“If you put seven people on here who have a very extreme view of the world, there’s probably not a lot that the commission is going to accomplish. That’s up to us to ensure there’s representation from people of different perspectives,” Mezzo said.

Mezzo, who voted in favor of the commission, said a lot of research and work has gone into the proposal for the commission.

“There’s been a lot of work that’s gone into this. To think that it’s just done without process or requests for information or gathering of information, which we did extensively with [Connecticut Council of Municipalities], that’s just not accurate,” Mezzo said.

Burgess Robert Neth, who had voiced concerns over the formation of a conservation commission since it was brought up earlier this summer, brought up the legal battle that ensued between sports and open space advocates when the town purchased the Gunntown property.

“I was part of the group at the time when we purchased the Gunntown property. … We as a community purchased that property for specific reasons, and for years and years and years we battled in court over what we wanted to do with that property,” Neth said. “We spent hundreds of thousands of dollars on court fees to battle that parcel of property.”

Neth told the board that he found it discouraging that, even though the borough owned that property, it did not have a say in what would be done with it.

Neth explained that he did not want the conservation commission to be set up in such a way that the borough would have to go through another court battle when it decided to use more land.

“Now we’ve just purchased a parcel of property up on the hill and I don’t want to see that same thing happen again,” Neth said.

As the board debated the matter, Deputy Mayor Tamath Rossi wondered if the proposed conservation commission could be a conservation sub-committee, which would be a branch of an already formed commission.

Neth felt the formation of a subcommittee was a good way to begin. Neth pointed out that the Long Term Capital Subcommittee, which he is part of, has been in existence since 1999.

Rossi said if the town forms a conservation sub-committee it can be changed in the future.

“There would be nothing to prevent us, after a year or two years, we find its really working well, we make it into a commission.
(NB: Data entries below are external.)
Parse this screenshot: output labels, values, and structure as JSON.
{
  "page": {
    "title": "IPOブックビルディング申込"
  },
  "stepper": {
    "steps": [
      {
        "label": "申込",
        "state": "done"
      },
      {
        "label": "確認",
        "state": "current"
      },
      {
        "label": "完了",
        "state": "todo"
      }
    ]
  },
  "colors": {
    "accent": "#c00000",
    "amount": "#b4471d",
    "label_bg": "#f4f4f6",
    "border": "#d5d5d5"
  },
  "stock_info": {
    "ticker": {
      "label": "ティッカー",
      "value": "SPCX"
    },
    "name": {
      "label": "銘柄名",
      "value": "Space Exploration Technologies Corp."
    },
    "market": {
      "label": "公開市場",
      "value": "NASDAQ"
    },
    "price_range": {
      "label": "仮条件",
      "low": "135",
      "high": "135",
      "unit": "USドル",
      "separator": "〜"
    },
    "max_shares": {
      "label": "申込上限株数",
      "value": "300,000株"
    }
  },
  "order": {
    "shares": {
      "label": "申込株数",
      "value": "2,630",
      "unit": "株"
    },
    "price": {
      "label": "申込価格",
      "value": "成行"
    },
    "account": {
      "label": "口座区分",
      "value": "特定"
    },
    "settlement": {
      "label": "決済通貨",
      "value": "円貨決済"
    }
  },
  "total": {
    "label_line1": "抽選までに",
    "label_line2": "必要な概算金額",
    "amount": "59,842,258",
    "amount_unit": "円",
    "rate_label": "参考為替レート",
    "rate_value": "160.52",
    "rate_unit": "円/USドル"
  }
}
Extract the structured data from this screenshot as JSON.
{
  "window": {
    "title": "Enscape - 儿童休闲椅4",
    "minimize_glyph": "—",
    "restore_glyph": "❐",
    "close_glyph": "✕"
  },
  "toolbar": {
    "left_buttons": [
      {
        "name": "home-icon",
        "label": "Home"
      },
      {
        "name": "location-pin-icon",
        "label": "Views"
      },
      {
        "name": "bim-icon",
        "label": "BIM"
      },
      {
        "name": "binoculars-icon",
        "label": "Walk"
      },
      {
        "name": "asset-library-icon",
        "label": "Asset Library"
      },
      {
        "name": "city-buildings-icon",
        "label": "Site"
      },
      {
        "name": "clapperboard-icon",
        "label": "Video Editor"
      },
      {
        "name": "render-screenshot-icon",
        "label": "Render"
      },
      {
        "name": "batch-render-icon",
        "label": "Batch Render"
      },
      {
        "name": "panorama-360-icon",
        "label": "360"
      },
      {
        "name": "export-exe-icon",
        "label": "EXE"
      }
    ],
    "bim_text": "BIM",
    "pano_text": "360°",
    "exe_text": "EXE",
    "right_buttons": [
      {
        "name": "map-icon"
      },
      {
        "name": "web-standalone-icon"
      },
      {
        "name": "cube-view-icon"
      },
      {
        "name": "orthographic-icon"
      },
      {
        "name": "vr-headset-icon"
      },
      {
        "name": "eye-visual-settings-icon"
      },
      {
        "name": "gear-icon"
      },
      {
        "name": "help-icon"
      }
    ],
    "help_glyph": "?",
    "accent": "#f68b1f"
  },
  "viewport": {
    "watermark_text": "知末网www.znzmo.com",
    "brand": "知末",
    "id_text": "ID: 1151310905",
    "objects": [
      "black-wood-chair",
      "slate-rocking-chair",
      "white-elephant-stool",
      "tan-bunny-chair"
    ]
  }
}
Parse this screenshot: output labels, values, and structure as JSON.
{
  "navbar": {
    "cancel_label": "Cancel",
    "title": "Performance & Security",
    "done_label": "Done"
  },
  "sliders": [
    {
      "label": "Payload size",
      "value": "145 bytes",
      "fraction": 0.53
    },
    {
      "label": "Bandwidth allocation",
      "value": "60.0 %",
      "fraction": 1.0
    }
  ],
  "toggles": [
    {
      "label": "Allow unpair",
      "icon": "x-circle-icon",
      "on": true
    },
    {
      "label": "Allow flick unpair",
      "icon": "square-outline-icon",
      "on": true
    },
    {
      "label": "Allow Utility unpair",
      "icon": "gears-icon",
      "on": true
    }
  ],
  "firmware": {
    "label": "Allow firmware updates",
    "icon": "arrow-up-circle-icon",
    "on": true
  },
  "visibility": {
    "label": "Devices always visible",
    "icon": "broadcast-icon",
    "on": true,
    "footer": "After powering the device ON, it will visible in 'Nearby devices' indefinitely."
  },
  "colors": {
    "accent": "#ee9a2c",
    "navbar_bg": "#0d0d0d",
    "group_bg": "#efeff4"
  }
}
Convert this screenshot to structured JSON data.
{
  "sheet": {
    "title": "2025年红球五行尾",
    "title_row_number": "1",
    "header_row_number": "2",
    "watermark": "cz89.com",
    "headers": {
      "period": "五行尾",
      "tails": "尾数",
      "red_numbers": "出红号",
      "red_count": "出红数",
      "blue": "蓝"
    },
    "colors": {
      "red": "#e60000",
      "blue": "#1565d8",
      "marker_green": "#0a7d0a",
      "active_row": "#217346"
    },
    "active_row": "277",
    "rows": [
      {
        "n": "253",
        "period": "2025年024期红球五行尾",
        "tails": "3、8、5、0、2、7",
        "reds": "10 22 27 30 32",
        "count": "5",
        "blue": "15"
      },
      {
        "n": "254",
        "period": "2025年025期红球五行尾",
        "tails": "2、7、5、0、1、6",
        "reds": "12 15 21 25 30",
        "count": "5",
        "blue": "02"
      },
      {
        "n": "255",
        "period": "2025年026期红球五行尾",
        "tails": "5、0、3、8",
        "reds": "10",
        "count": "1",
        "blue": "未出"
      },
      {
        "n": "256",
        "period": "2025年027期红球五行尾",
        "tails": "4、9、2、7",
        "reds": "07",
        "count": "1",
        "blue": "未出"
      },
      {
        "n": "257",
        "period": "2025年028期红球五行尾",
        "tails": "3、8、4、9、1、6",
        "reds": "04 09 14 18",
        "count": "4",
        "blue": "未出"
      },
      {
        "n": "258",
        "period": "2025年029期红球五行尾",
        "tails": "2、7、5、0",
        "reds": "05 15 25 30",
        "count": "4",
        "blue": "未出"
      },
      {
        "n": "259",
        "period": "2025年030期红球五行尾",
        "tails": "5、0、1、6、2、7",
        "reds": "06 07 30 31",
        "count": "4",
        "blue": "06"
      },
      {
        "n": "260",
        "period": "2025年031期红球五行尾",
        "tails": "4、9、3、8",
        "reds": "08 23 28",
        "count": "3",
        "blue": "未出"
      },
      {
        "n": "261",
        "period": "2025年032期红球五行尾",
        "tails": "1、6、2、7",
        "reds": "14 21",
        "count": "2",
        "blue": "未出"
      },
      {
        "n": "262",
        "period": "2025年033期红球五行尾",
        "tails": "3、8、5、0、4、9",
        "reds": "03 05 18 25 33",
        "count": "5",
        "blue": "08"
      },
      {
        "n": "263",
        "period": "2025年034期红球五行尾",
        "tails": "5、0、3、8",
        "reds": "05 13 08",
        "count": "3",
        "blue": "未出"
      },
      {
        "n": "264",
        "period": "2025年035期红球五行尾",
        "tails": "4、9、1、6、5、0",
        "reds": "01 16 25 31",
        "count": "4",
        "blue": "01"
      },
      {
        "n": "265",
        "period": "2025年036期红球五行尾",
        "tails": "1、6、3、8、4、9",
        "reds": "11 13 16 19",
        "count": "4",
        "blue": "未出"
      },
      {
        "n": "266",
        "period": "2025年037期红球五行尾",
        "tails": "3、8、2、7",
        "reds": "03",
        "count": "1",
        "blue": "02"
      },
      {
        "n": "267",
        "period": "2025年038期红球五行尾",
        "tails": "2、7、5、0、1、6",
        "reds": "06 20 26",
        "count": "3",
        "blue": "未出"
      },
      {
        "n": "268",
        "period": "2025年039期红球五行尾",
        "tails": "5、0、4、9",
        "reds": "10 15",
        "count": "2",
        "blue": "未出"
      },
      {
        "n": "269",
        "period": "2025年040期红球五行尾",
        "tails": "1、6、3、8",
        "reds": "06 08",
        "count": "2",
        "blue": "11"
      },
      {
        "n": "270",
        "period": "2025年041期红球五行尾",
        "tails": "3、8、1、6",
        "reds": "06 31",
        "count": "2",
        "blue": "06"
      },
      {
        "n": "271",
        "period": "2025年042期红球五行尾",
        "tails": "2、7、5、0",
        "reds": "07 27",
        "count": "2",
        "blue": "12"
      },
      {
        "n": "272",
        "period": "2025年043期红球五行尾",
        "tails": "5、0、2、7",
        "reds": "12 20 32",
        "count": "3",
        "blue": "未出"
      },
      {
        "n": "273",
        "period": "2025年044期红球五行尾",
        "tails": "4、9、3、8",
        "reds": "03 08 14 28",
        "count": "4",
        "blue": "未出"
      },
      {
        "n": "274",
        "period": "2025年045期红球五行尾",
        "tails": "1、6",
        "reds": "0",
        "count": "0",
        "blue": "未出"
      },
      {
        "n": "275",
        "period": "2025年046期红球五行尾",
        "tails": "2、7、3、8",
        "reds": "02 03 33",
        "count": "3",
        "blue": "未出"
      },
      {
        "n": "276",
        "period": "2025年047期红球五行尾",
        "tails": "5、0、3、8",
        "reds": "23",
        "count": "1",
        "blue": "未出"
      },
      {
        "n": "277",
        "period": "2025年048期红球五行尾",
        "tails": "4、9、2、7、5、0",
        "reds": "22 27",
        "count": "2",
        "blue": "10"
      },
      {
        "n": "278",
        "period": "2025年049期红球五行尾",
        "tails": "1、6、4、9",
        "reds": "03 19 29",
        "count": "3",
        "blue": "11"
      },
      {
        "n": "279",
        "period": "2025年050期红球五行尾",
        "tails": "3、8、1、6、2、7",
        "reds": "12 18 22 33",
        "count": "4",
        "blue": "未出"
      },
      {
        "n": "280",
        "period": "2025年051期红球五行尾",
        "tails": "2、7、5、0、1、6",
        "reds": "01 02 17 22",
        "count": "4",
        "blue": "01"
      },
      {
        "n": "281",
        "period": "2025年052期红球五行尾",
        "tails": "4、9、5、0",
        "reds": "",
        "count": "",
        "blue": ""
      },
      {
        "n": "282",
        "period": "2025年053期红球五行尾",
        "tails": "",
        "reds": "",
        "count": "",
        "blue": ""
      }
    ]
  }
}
Then we have the opportunity to go through the process. We have our plan of conservation and development updated,” Rossi said.

Ultimately, Neth and Burgess Michael Ciacciarella were the only board members to join Mezzo in voting for the commission.

Mezzo did not discuss the possibility of creating an ad-hoc subcommittee for conservation after the vote was cast. On his blog, Mezzo urged the board to reconsider the decision.

“Unless the matter is reconsidered, Naugatuck will remain without this valuable resource in the community,” Mezzo wrote in his blog. “I would urge the [board] members who voted no to reconsider their rejection of the concept and truly research the value that such a commission would provide to the borough. While simply creating an ad-hoc committee is an alternative option, the most productive and sustainable model is the formal commission authorized by Connecticut law.”